Gold price jumps, dollar sinks ahead of special Fed meeting
The dollar was being punished on Monday, helping to lift gold to a more than three-week high amid swirling speculation about the possible outcome of a special gathering of the US Federal Reserve and chair Janet Yellen's meeting with the President Barack Obama.
Traders in gold futures in New York pushed gold for delivery in June, the most active contract, to above $1,260 an ounce in morning dealings before settling back to $1,258 an ounce, up 1.2% or $15 from Friday's close. Gold hit a 13-month high of $1,274 an ounce March 10 and is up 18.7% in 2016.
The US dollar index fell to below 94 against a basket of the world's major currencies on Monday and the greenback is now trading 5.4% below levels this time last year. Dollar weakness was the result of lowered rate hike expectations with predictions of a second rate hike in December falling to a less than 50% chance.
Commodities priced in US dollar usually have an inverse relationship to the world's reserve currency, particularly gold. The US dollar index's record high of 164.72 reached in February 1985 coincided with the bottom in the price of gold of $284.25 an ounce during that same month.

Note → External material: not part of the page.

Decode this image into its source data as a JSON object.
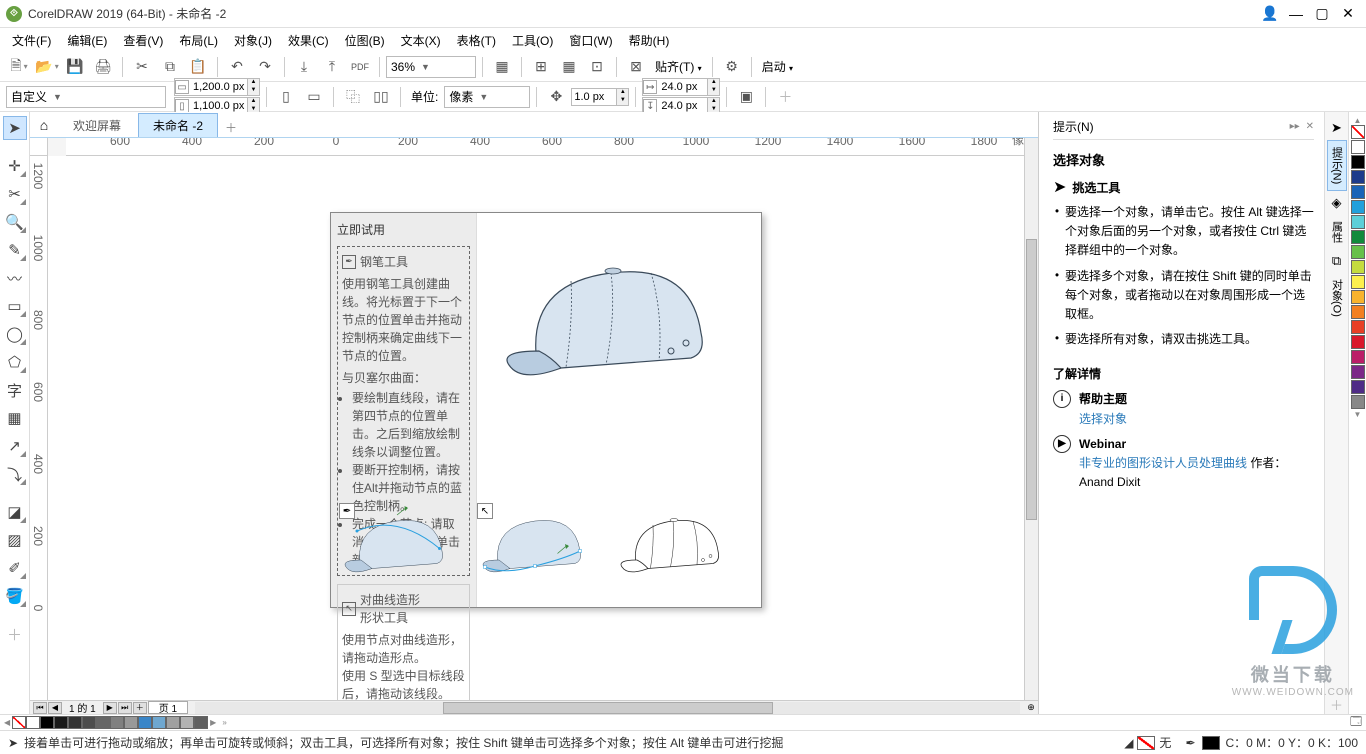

Physical demand and supply dynamics should also play in favour of higher gold prices as global mine output is expected to plateau in 2016, after seven years of consecutive growth
Large futures speculators or "managed money" investors such as hedge funds dramatically raised bearish bets on gold during the final months of 2015 pushing the overall market into an unprecedented net short position – bets that gold could be bought back at a lower price in the future.
This year however hedge funds have been big-time buyers pushing overall positioning firmly back in the black.
According to the CFTC's weekly Commitment of Traders data up to April 5 released on Friday speculators once again added to long positions – bets that prices will rise – to reach to 19.5 million ounces or 552 tonnes, the highest level since August 2012.
Speculators added to short positions last week, which saw net longs positions shrink slightly but overall managed money position has swung more than 500 tonnes since December's record net short.
Credit Suisse in first quarter commodities and forex review quoted by ValueWalk predicts gold gold prices will continue to rise to reach $1,350 during in the first quarter of 2017.
The investment bank predicts a pullback in gold prices at the beginning of 2018 as real interest rates turn upwards. Long term the Swiss bank sees gold at around $1,200, saying "at this level, the demand and supply equation will be relatively balanced."
Independent research company Capital Economics also predicts that gold’s rally this year is far from being over.
"In particular, we expect building inflationary pressures in the US to keep real interest rates low, boosting the attractiveness of gold as a store of value. What’s more, physical demand and supply dynamics should also play in favour of higher gold prices as global mine output is expected to plateau in 2016, after seven years of consecutive growth, and demand from central banks and key consumers should remain strong"
Capital Economics sees gold at $1,350 by the end of the year with a rising trend in 2017.